((

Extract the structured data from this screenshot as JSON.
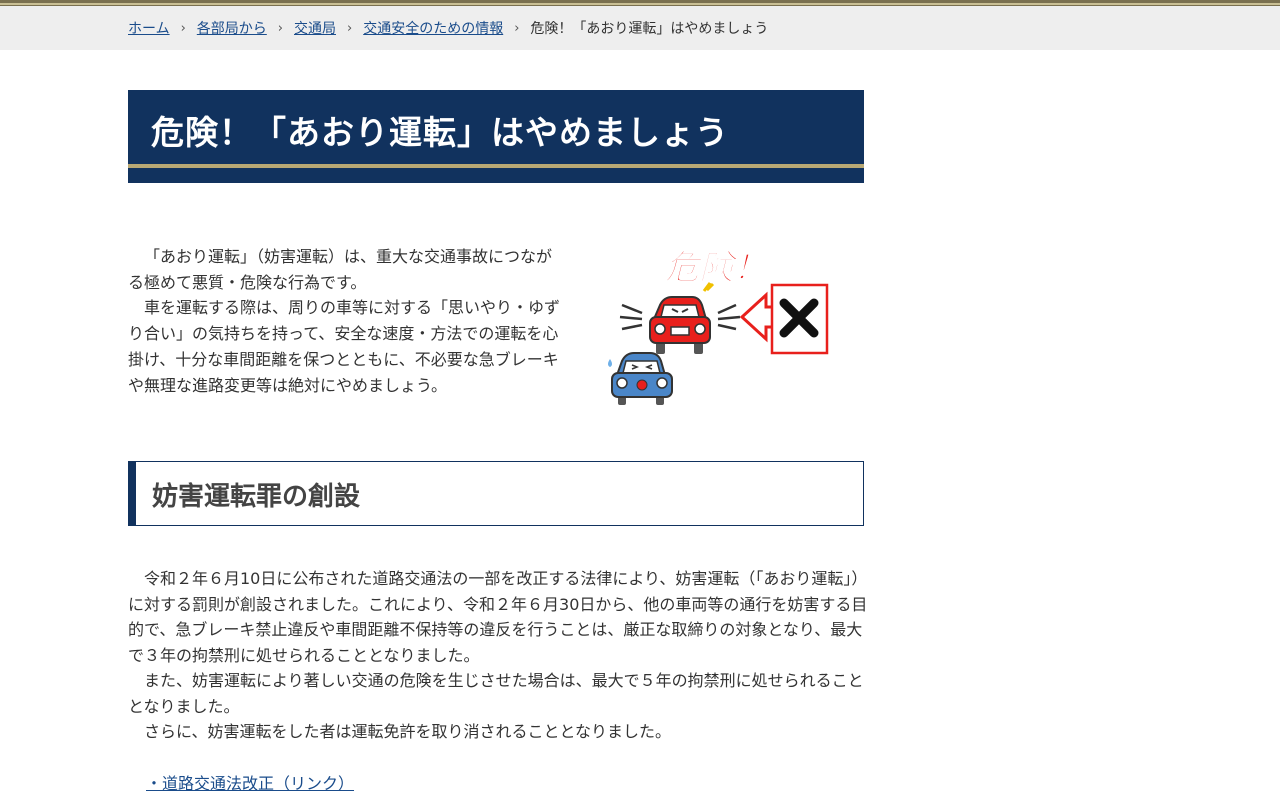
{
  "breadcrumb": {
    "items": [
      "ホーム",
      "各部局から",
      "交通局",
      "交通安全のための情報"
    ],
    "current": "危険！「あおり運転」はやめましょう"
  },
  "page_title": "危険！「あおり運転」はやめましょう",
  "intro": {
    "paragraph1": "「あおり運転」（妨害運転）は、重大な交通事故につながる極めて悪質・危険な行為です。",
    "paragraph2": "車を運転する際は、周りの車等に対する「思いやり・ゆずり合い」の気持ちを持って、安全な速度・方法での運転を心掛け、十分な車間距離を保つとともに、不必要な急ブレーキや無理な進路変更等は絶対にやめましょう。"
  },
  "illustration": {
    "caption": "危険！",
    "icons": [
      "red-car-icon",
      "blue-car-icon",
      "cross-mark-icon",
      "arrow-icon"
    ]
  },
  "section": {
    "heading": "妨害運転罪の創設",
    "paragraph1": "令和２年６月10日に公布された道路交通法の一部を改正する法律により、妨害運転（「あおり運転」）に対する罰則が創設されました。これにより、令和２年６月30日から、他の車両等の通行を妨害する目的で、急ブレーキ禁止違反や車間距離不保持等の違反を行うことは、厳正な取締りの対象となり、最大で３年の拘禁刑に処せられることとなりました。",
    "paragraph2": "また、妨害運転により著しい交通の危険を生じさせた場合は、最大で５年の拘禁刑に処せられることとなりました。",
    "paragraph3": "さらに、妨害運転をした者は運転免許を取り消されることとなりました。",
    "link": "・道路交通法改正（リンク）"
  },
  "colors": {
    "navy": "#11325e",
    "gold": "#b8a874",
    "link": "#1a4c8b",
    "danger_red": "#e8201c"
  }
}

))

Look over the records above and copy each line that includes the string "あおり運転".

    "current": "危険！「あおり運転」はやめましょう"
  "page_title": "危険！「あおり運転」はやめましょう",
    "paragraph1": "「あおり運転」（妨害運転）は、重大な交通事故につながる極めて悪質・危険な行為です。",
    "paragraph1": "令和２年６月10日に公布された道路交通法の一部を改正する法律により、妨害運転（「あおり運転」）に対する罰則が創設されました。これにより、令和２年６月30日から、他の車両等の通行を妨害する目的で、急ブレーキ禁止違反や車間距離不保持等の違反を行うことは、厳正な取締りの対象となり、最大で３年の拘禁刑に処せられることとなりました。",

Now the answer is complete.